Operating Budget

The operating budget is a key tool in effectively and efficiently achieving the organization’s stated purpose, and should align with your organization’s strategic plan. A well-formulated operating budget allows for best use of limited nonprofit resources, and sets the course for the organization. In a previous article, AAFCPAs highlighted for your consideration some best practice recommendations for managing your nonprofit operating budget. Click here to read AAFCPAs’ previous article. >>

Cash Flow Budget

After the operating budget is developed, sophisticated nonprofits turn their attention to their cash flow budget.  When formulating this budget, AAFCPAs encourages clients to think about how the operating budget matches up to your cash flow needs, and any timing differences between your operating and cash flow budgets.  For example, if your organization receives the bulk of its revenue at the beginning of the year, will that up-front cash last long enough to cover the cost of programs and overhead at the end of the year?  Further, many charities rely on philanthropic donations coming in the door at calendar year-end, so these organizations must either budget to make that cash last, or plan to smooth out the cash flow.  A cash flow budget may also include a line of credit, and a complementary cash management plan for fulfilling these debt obligations.

Capital Budget

The third key budget is the capital budget, which should also have a short-term and a long-term component.  How will your organization pay for future capital needs?  Will you rely on donations, reserves, or debt?  Even those nonprofits that do not own facilities are encouraged to develop a capital budget, which allows you to effectively plan for investments in equipment, such as computers.  A meaningful capital budget can indeed mean the difference between surviving a rough winter, or being forced to wind down.  The goal here is to avoid the “nonprofit starvation cycle,” which means never having enough to invest resources in infrastructure and sustainability.

“IF THERE IS NO MARGIN, THERE IS NO MISSION.”

AAFCPAs has been preaching “If there is no margin, there is no mission” to our nonprofit clients for 45+ years, and we engage closely with them to solve the issues that impact margins.
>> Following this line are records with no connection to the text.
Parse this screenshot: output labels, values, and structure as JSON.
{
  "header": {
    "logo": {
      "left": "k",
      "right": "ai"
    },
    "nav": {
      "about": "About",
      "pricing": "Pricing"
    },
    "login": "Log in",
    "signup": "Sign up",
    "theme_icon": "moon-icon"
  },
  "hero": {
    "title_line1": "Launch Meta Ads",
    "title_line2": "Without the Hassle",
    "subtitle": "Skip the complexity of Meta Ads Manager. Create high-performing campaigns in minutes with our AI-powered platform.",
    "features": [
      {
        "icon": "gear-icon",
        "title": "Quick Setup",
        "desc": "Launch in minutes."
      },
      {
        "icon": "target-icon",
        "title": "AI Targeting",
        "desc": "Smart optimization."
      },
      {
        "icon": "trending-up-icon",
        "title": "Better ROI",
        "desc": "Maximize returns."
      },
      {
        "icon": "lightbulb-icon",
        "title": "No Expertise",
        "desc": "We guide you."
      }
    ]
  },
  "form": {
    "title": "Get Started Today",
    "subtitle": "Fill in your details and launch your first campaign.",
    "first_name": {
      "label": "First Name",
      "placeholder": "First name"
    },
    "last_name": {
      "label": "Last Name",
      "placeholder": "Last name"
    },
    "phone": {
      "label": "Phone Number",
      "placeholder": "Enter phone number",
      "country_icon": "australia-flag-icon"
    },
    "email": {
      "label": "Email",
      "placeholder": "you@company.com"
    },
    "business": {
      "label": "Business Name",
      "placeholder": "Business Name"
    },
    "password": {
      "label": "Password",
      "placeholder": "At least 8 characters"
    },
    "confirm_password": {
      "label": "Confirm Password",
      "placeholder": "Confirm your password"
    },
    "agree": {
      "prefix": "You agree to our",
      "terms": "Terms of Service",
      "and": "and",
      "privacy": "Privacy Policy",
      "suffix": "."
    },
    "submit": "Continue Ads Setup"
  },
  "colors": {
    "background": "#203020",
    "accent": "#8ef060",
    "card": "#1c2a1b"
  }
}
We apply the same best practices and business disciplines that are successful with our commercial clients. Our proven advice has a positive impact on margins, which is so critical to the success of your mission.

Our Managed Accounting Solutions Practice provides right-size, outsourced accounting solutions, from cloud-based bookkeeping to high level CFO deliverables designed to optimize the modern finance function, and efficiently address your most critical financial processes—including cash management, financial forecasts & projections.

If you have any questions, please contact Jeanie Gorlovsky-Schepp, CPA, at 774.512.4029, jgorlovsky-schepp@nullaafcpa.com; or your AAFCPAs Partner.

About the Author

Jeanie Gorlovsky-Schepp CPA
Jeanie has extensive experience providing assurance, tax and consulting solutions for regional, national and international nonprofits, including: arts and cultural organizations, charter schools and Charter Management Organizations (CMOs), and multi-service human & social service providers. Jeanie is a leader in AAFCPAs’ Nonprofit Tax practice, and her advice helps clients navigate complex issues such as unrelated business income tax (UBIT), state filing requirements, related-party transactions and executive compensation disclosures. She leads training programs for internal team members, clients, and regional & national industry associations on various topics, including: strategic budgeting, Form 990 reporting and tax-exempt status. Most recently, she has happily shared her expertise as a guest speaker of the Massachusetts Nonprofit Network, and the Massachusetts Council of Human Service Providers, Inc. (The Providers' Council).